At 0453 hours, the submarine had turned to fire a pair of stern torpedoes aimed at the first target and dived upon firing. After 60 seconds two explosions were heard, leading Sposito to believe that both torpedoes had hit.

HMS Kenya was actually missed and attempted to ram the submarine but Granito was inside her turning circle and dived before any attempt could be completed.

Despite the hits claimed, the Italian High Command concluded that the attacks missed as two cruisers had been located in this area by air reconnaissance, one FIJI and the other of the DIDO class and both appeared undamaged. Later, when they reached Gibraltar, it was reported that the FIJI class had been hit in the bow.
Alberto Gorini18 Aug 19420900(o) Off Cavoli Island (Sardinia).At 0900 hours, an Italian tanker was sighted on a northerly course [this was Perseo proceeding from Tunisia to Cagliari].

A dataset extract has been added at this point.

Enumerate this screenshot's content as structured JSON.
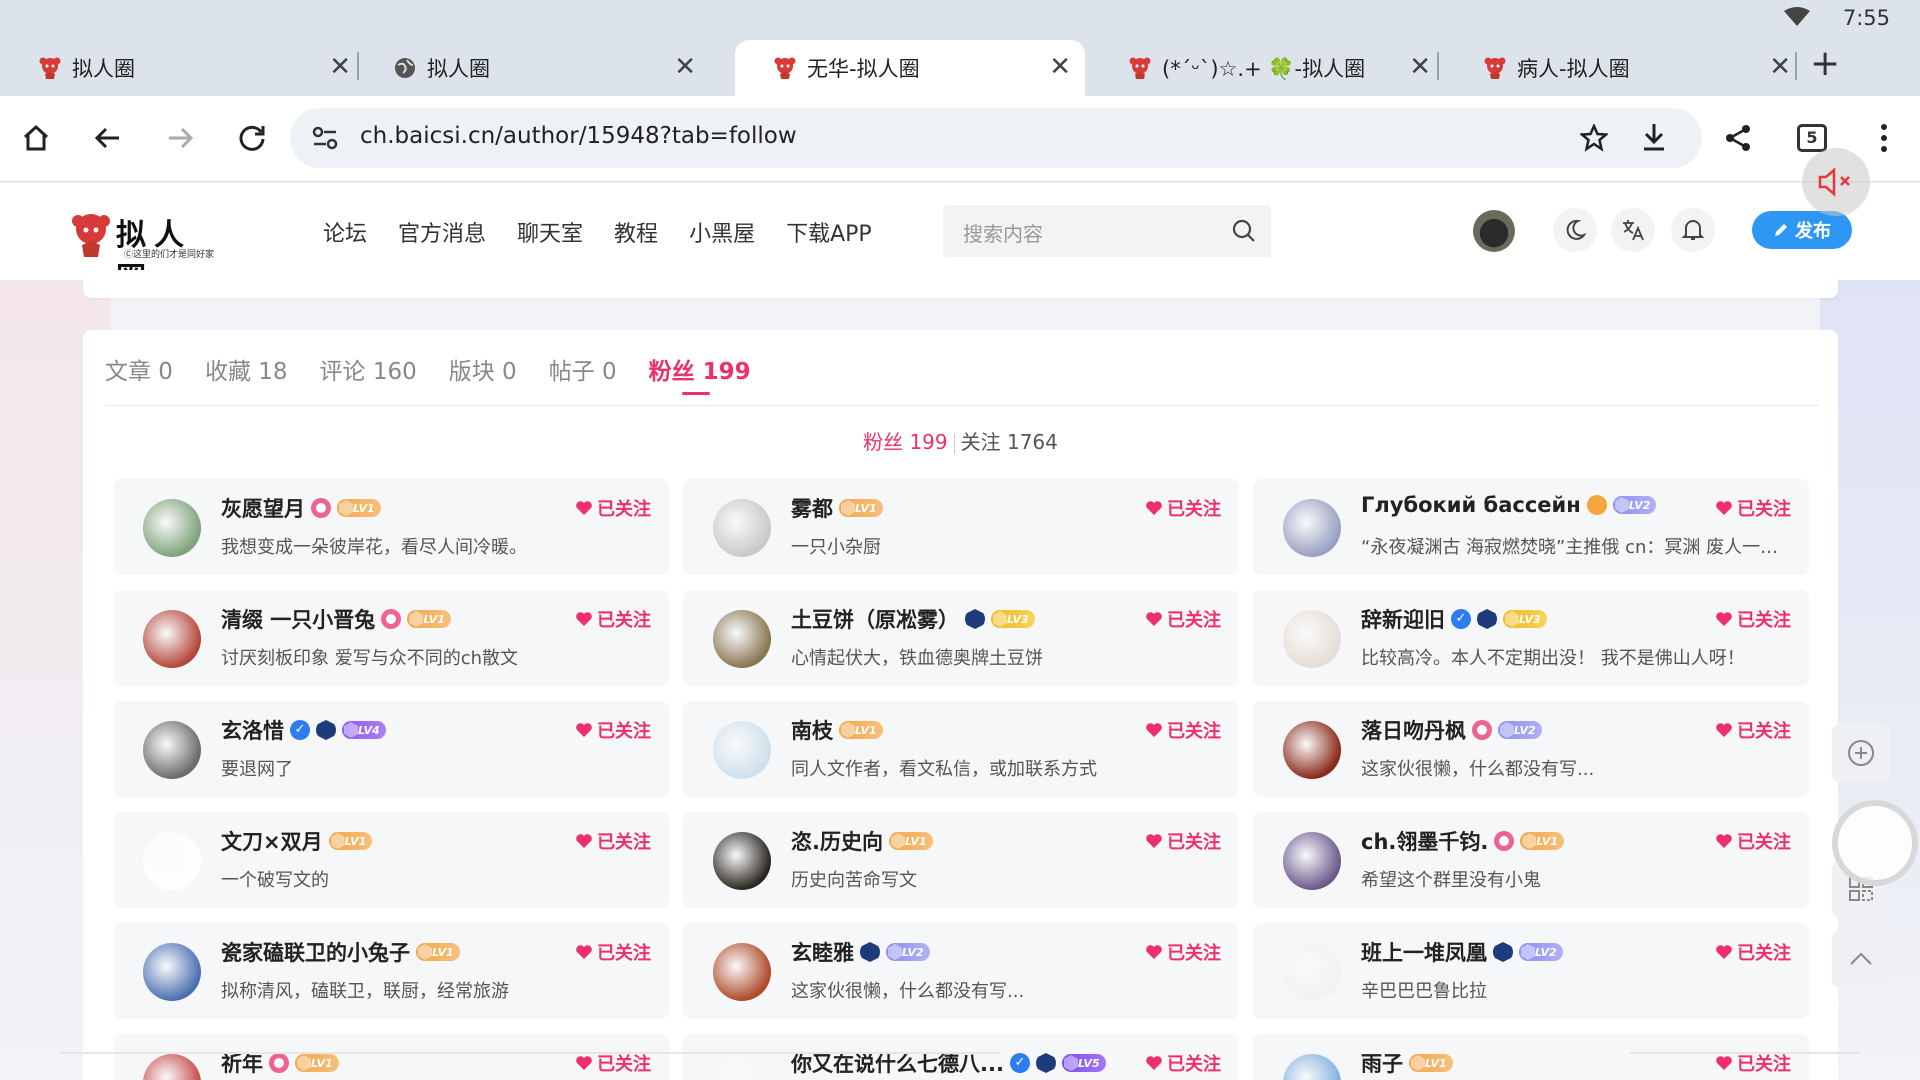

At 0915 hours, two torpedo hits were heard and a long column of smoke was sighted and it was assumed that the tanker had been hit [she had been torpedoed by HMS P 211].
Leo Sposito9 Nov 1942
1544.5 (e)
38.34 N, 12.09 E
At 1539 hours, the submarine HMS P 247 (Lieutenant M.S.R. Lumby, RN) (later named HMS Saracen sighted an Italian submarine bearing 115° at 2,200 yards. steering 270° at 9 knots.

At 1544.5 hours, four torpedoes were fired at intervals of 6 seconds at a range of 800 yards. Three loud explosions at 6 seconds intervals were heard.

At 1546 hours, a periscope look found no submarine.

This was Granito and there were no survivors. T.V. Leo Sposito, four officers and forty-one ratings perished.

All Italian submarines